Would you please state how many lines in the entries contain the word "icon"? Only the number should be given.

[Source records]
________________
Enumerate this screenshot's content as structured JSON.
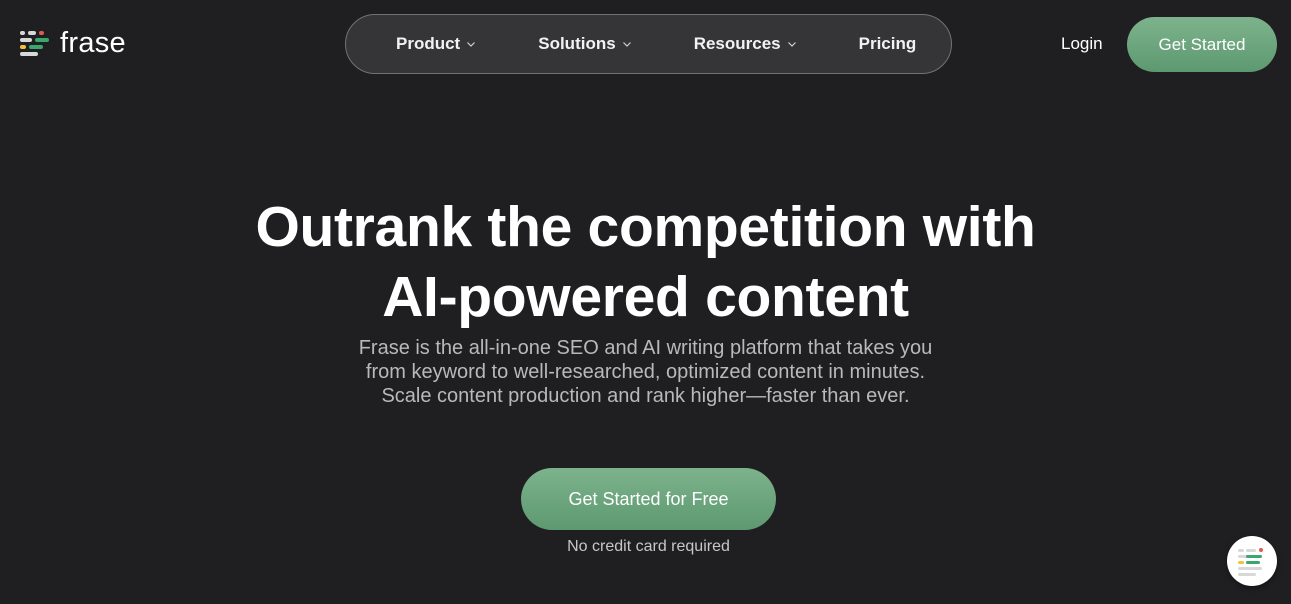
{
  "brand": {
    "name": "frase",
    "logo_icon": "frase-logo-icon",
    "colors": {
      "accent_green": "#6fa77f",
      "background": "#1f1f21",
      "nav_bg": "#353537"
    }
  },
  "nav": {
    "items": [
      {
        "label": "Product",
        "has_dropdown": true
      },
      {
        "label": "Solutions",
        "has_dropdown": true
      },
      {
        "label": "Resources",
        "has_dropdown": true
      },
      {
        "label": "Pricing",
        "has_dropdown": false
      }
    ]
  },
  "header": {
    "login_label": "Login",
    "cta_label": "Get Started"
  },
  "hero": {
    "title_line1": "Outrank the competition with",
    "title_line2": "AI-powered content",
    "subtitle_line1": "Frase is the all-in-one SEO and AI writing platform that takes you",
    "subtitle_line2": "from keyword to well-researched, optimized content in minutes.",
    "subtitle_line3": "Scale content production and rank higher—faster than ever.",
    "cta_label": "Get Started for Free",
    "note": "No credit card required"
  },
  "chat_widget": {
    "icon": "frase-chat-icon"
  }
}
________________
# Final answer:
2